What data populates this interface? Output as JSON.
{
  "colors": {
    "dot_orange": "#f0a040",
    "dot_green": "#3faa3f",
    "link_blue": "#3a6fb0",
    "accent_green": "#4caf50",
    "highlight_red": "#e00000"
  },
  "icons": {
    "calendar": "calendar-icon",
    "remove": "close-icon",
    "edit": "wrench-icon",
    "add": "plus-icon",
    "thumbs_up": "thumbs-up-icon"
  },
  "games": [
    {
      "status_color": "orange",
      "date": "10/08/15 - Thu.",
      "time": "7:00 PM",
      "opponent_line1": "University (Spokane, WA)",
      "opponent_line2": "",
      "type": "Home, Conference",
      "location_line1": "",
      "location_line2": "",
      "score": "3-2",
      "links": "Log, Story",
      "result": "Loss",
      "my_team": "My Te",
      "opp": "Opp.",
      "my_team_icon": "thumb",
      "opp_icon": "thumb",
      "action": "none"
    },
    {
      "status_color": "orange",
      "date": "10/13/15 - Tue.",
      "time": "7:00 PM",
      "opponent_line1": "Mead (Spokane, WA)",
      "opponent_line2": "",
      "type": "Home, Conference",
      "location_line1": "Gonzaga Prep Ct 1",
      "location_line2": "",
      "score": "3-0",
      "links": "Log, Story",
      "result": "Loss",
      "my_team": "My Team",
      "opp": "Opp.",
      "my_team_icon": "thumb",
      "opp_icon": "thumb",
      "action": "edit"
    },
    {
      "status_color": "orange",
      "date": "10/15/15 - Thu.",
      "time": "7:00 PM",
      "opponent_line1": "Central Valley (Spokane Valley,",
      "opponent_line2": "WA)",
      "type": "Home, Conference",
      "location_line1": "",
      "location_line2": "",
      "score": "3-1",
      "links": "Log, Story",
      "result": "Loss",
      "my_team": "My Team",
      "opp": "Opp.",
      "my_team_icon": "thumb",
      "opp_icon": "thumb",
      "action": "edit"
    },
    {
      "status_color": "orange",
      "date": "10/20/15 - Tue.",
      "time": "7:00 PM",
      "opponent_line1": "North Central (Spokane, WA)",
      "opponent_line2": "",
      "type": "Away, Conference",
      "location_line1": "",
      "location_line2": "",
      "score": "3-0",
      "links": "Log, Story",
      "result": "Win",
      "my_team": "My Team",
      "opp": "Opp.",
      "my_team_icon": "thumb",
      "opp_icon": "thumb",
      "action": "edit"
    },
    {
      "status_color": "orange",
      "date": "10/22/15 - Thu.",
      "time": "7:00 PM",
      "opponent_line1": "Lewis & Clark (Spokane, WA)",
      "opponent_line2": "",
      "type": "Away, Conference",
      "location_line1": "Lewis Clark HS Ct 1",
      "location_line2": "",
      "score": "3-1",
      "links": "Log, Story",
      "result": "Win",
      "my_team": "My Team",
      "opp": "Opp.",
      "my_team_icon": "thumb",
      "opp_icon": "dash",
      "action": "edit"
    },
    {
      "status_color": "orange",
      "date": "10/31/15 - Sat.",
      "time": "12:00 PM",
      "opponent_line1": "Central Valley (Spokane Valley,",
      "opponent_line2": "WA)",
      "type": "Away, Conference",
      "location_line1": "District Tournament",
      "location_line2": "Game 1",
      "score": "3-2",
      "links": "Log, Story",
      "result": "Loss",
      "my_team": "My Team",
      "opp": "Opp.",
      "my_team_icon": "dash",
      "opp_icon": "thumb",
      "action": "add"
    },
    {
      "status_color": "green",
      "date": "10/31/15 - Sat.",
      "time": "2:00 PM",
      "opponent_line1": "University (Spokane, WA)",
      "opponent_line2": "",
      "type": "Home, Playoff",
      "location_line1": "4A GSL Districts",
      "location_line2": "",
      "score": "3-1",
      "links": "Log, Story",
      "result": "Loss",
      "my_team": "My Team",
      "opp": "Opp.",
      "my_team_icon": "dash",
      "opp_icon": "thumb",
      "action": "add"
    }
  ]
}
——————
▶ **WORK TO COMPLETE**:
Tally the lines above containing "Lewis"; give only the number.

▶ **RESULT FOR THIS EXERCISE**:
2